Diana Little is a PhD candidate in the Department of English. Before coming to Princeton, she earned her B.A. from McGill University and her MSt in English (1700-1830) from Jesus College, Oxford. Her research interests include transatlantic Romanticisms, poetry and poetics, history of science, ecocriticism, empire, and indigenous literatures.
Her dissertation project, tentatively titled “Imperial Erosions: The Geological Poetics of Empire in Britain and America, 1780-1850,” explores how poets and writers such as Erasmus Darwin, Charlotte Smith, William Wordsworth, John Clare, William Cullen Bryant, William Apess, Jane Johnston Schoolcraft, and George Perkins Marsh explore the intersections between poetry, geology, and empire in the eighteenth and nineteenth centuries.
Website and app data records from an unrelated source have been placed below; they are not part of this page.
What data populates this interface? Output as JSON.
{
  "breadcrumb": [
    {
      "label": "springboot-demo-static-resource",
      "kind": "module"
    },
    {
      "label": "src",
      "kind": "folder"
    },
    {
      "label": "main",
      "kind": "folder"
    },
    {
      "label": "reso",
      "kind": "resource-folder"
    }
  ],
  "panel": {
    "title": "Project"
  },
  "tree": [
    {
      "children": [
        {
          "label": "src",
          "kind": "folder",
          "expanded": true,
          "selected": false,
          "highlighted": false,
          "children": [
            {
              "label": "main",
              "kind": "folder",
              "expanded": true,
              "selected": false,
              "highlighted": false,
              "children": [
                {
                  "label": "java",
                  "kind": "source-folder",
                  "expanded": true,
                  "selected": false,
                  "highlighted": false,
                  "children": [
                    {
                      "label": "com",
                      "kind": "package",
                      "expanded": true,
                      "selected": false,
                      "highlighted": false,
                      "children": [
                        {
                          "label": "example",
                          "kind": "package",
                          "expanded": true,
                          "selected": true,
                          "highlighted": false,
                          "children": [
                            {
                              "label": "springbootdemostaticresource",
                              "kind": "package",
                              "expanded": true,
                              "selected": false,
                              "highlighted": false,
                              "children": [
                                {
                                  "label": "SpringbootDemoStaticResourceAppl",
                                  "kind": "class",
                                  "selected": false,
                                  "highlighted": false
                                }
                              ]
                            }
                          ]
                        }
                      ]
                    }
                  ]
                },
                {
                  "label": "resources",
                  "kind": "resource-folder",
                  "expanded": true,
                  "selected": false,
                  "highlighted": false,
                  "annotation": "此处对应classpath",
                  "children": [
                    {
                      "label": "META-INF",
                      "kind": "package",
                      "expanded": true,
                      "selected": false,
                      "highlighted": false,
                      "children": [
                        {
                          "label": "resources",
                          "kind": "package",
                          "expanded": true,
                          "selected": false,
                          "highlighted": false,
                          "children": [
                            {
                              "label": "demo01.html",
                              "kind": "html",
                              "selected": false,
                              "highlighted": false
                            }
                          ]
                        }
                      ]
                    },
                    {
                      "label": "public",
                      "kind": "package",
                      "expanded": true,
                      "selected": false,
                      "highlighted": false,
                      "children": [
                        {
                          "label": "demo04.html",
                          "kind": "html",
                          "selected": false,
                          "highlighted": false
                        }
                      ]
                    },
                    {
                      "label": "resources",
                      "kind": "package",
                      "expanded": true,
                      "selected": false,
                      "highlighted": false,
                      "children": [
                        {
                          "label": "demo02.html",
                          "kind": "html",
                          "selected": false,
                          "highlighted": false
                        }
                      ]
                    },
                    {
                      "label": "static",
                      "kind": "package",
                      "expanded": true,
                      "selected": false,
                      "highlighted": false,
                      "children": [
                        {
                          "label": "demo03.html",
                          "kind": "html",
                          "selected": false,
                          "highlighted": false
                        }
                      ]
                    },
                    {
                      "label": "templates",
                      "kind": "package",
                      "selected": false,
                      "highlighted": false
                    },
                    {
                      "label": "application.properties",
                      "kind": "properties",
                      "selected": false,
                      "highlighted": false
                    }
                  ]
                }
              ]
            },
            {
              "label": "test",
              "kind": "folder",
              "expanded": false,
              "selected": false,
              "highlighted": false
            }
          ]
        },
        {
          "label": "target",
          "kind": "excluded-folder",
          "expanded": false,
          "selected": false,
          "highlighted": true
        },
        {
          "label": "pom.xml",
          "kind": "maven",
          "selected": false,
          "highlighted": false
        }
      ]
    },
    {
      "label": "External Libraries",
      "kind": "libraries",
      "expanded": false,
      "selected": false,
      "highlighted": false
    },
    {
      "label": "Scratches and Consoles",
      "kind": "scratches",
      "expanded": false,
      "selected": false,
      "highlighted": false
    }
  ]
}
It argues that the emergence of geology in the late eighteenth century not only provided poets new ways of reading the earth, but new ways of reading the rise and fall – or rather the uplift and erosion – of empire.